KATHMANDU, OCTOBER 26
The Ministry of Women, Children, and Senior Citizens has approved and put in place the Online Child Protection Procedure, 2021, as per Section 86 (1) of the existing Children's Act with a view to curbing online abuses of minors. With the rapid expansion of digital technology and growing access of people to internet in the country, children often spend more time online thereby putting themselves at risk of being exploited.
The procedure requires schools to use crypted computers for internet connectivity, monitor children's online activities and install software which helps filter harmful contents and limits their access to such contents on their devices. "The schools shall make a provision for providing only the designated teacher access to information technology materials being used by children," it reads.
As per the procedure, each educational institution shall set up a grievance settlement system to entertain and settle complaints related to online child abuses likely to occur inside the school, in addition to designating a focal person to deal with them. The schools have also been restricted from collecting and uploading photographs and personal details of children. "Any school wishing to put up photographs and personal details of children shall take prior consent of the guardians concerned for that purpose," the procedure reads. It requires the schools to encourage children to lodge a complaints related to online abuse, besides teaching them the way to report such incidents to the complaint settlement system.
Public libraries and knowledge centres shall also abide by the rules set forth for schools. Similarly, online service providers shall facilitate minimisation of risk of online child abuse by providing necessary information and technology mechanisms to the children and their guardians.
"The internet service providers shall develop a mechanism by which they can easily report about the contents or links that pose threat to children and teenagers. In incidents of serious nature, the complaints shall be forwarded to the police for further investigation and action under the prevailing law," the procedure says.
Likewise, it shall be the duty of internet service providers to provide guardians or caregivers with tools that ensure control of access of children to online content.
According to the procedure, website operators shall be responsible for confirming that the contents published on their websites are free of online child abuse. Website operators are also obliged to take prior consent of guardians before publishing photographs and personal details. Social media operators must also make the contents free of online child abuses and they should discourage the use and circulation of offensive content (both the languages, audio-visual materials and images) for the online protection of all users, including children.

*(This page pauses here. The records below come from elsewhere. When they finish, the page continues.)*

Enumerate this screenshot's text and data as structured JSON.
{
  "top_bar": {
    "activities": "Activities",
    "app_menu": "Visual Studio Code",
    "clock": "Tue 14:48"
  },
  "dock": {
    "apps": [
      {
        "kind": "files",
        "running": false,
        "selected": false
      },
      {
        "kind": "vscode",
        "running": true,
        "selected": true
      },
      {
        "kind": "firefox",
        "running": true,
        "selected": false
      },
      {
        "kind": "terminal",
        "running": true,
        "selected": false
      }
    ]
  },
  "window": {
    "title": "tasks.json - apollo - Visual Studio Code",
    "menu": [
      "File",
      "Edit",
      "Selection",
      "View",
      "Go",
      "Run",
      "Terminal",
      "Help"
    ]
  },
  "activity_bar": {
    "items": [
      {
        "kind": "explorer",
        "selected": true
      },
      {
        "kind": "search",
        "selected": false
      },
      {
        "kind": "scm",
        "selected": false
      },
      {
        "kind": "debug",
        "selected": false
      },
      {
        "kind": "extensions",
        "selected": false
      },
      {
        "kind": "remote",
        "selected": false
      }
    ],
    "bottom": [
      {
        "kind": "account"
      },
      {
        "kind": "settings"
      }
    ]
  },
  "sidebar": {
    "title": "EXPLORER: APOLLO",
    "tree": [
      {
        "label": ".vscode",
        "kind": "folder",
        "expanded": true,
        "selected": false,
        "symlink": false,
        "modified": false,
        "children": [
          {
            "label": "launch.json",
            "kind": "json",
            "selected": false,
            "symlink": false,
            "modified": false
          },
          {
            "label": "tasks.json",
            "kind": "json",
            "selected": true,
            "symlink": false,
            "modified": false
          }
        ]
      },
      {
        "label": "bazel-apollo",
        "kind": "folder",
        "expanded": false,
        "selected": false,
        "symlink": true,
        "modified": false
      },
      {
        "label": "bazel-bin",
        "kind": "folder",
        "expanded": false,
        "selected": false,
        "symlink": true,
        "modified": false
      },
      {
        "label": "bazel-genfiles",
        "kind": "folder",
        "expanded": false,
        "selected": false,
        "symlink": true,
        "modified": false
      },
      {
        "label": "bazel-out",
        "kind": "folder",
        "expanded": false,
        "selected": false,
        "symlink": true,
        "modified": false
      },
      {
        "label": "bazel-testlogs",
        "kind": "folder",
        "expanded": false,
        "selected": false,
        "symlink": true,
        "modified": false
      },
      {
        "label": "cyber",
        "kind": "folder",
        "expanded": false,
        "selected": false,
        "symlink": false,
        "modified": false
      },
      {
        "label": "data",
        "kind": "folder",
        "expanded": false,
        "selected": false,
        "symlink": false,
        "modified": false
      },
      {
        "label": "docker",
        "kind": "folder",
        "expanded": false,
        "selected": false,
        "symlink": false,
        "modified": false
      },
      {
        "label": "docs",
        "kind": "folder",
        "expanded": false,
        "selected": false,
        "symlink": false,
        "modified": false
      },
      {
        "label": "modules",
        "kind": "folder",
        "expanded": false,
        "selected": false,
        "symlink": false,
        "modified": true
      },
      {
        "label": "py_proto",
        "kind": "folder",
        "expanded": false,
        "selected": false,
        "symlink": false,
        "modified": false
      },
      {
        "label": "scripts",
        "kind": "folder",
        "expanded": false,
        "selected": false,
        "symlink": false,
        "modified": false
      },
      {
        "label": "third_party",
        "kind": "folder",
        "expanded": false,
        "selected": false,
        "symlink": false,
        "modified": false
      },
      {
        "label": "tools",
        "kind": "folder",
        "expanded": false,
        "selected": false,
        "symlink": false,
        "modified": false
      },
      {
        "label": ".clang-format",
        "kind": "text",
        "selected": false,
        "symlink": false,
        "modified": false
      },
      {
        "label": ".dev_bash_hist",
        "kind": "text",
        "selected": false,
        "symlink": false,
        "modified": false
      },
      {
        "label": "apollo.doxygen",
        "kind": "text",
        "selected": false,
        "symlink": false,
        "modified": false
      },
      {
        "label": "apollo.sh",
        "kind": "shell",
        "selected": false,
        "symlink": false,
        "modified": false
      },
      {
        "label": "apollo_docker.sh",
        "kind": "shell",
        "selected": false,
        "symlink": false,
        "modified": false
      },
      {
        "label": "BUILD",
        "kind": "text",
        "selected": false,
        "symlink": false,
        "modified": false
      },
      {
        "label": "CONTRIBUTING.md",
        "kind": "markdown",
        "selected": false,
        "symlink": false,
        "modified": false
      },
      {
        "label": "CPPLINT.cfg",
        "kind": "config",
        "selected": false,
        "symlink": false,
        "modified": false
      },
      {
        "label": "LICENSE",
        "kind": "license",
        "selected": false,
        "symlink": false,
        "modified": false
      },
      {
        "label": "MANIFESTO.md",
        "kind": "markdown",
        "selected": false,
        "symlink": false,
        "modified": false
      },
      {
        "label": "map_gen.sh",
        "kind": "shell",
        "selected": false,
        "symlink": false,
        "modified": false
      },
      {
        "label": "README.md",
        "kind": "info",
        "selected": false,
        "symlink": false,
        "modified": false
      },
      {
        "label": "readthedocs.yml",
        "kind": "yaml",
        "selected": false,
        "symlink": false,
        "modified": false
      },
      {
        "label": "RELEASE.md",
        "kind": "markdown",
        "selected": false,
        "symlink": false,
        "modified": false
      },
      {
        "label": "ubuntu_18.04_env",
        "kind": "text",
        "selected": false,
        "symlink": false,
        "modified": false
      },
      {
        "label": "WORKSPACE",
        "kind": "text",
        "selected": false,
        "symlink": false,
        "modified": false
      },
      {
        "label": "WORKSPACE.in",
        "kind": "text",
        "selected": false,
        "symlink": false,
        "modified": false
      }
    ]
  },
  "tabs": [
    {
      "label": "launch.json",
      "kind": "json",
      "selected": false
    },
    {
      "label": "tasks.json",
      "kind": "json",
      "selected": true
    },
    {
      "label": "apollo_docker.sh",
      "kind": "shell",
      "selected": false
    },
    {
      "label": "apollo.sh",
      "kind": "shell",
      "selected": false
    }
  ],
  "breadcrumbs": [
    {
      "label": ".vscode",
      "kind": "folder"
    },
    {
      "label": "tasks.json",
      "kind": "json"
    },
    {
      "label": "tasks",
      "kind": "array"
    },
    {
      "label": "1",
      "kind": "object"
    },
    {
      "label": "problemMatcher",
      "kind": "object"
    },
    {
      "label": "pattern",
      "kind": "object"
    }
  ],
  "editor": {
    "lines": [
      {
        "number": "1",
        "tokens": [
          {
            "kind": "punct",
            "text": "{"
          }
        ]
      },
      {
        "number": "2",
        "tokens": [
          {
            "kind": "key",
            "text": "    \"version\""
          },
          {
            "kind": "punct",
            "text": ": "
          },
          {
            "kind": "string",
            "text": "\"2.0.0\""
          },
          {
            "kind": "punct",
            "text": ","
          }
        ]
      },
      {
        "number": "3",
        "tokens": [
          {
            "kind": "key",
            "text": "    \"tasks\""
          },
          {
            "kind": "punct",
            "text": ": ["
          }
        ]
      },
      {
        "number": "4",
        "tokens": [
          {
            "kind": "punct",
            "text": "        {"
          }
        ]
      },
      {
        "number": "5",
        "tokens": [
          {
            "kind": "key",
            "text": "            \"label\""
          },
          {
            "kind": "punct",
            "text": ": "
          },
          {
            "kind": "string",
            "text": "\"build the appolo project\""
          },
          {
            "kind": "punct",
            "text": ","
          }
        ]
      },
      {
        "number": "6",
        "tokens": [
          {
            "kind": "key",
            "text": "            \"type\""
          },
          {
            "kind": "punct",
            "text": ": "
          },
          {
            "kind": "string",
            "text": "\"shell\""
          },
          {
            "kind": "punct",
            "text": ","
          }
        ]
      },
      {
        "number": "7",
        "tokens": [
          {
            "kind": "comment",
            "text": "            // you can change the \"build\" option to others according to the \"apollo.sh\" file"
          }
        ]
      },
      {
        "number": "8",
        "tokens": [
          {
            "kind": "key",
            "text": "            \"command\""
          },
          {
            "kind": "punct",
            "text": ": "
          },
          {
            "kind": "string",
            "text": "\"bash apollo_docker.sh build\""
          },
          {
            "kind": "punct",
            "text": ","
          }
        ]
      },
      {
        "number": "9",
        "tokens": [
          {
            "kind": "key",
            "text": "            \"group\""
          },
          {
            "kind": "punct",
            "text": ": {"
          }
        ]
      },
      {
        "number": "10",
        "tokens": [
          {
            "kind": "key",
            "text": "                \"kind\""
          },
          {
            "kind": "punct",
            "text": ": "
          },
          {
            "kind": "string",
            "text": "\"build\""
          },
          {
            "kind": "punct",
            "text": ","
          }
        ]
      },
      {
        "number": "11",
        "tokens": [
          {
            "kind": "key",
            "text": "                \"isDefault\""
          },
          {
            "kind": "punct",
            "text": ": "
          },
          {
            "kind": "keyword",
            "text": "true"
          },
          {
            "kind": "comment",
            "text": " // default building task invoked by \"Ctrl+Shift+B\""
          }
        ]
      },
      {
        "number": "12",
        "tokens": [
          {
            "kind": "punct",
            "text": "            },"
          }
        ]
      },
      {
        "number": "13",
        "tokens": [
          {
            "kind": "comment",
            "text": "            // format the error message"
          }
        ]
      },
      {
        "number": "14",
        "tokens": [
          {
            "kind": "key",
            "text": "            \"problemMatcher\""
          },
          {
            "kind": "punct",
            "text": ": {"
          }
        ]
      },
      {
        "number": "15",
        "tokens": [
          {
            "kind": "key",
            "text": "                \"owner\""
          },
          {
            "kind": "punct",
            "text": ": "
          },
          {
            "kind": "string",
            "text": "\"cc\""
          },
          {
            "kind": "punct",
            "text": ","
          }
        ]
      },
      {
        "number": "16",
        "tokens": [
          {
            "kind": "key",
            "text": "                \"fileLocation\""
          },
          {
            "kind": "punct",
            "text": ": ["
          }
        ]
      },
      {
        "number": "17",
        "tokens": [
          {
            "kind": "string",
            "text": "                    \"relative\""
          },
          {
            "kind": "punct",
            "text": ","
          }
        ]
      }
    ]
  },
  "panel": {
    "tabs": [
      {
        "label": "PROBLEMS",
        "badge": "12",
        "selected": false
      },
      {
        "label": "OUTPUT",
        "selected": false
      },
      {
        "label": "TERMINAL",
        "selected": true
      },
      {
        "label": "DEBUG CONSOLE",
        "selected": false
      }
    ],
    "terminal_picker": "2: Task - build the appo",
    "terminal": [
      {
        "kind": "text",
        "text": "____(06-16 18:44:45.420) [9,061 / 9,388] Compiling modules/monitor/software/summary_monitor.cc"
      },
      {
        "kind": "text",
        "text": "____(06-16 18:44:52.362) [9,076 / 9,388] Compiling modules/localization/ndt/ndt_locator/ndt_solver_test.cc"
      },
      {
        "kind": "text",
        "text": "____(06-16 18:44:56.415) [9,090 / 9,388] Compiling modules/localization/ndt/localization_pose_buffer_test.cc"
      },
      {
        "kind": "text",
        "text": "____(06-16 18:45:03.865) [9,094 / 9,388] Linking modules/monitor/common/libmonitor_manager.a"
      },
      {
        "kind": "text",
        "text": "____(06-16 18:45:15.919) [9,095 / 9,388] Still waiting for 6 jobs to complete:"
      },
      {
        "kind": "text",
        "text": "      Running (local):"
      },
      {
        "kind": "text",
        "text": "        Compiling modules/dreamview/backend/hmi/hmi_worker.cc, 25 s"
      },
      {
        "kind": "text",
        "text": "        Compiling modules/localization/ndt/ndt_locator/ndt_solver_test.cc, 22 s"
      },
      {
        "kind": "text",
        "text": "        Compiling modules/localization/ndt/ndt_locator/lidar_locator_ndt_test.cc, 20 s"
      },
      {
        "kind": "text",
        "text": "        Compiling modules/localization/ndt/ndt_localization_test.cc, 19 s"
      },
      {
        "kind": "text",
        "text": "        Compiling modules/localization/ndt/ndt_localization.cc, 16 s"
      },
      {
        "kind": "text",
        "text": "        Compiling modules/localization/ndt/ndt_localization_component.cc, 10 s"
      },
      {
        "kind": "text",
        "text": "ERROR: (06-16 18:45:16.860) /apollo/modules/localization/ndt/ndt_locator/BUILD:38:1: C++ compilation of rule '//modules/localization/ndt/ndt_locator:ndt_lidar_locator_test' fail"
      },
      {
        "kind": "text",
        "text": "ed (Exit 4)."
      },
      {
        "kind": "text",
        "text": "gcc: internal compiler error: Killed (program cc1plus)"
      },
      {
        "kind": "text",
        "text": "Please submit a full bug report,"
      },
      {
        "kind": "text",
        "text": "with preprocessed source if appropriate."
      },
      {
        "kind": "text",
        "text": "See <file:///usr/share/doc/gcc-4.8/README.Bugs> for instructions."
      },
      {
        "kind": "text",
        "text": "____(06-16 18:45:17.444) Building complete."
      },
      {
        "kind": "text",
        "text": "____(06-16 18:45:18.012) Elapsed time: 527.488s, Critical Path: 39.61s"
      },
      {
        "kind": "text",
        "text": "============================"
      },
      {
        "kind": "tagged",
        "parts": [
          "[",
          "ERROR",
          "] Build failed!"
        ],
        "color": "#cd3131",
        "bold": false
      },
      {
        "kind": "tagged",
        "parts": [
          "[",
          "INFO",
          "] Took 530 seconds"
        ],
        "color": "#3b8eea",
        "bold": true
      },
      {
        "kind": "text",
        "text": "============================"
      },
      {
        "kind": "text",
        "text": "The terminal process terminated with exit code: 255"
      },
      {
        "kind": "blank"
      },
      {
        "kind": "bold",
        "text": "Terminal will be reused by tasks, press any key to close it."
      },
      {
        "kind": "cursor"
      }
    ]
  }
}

"Social media operators shall formulate and implement the online child protection policy to discourage child abuse, while installing internet filter software to guarantee child protection," it says.
Similarly, the procedure has made it mandatory for cyber cafes to operate safe internet services. "No cyber cafe shall allow children below 14 years of age to have access to computer devices without supervision of guardians. Cyber cafes are prohibited from collecting and maintaining the details of children without the consent of their guardians," it reads.
The procedure also requires parents, guardians and caregivers to protect children from online abuses and prevent contact with strangers via social media and other electronic platforms. "The guardians should not use wallet, card and other payment instruments through the computer device used by their children.
Similarly, the payment service providers shall confirm that the users of payment instruments are above 18 years of age before authentication of transactions," it says.
The procedure has stipulated a provision of a 12-member online child protection coordinating committee led by secretary at the MoWCSC.
A version of this article appears in the print on October 27, 2021, of The Himalayan Times.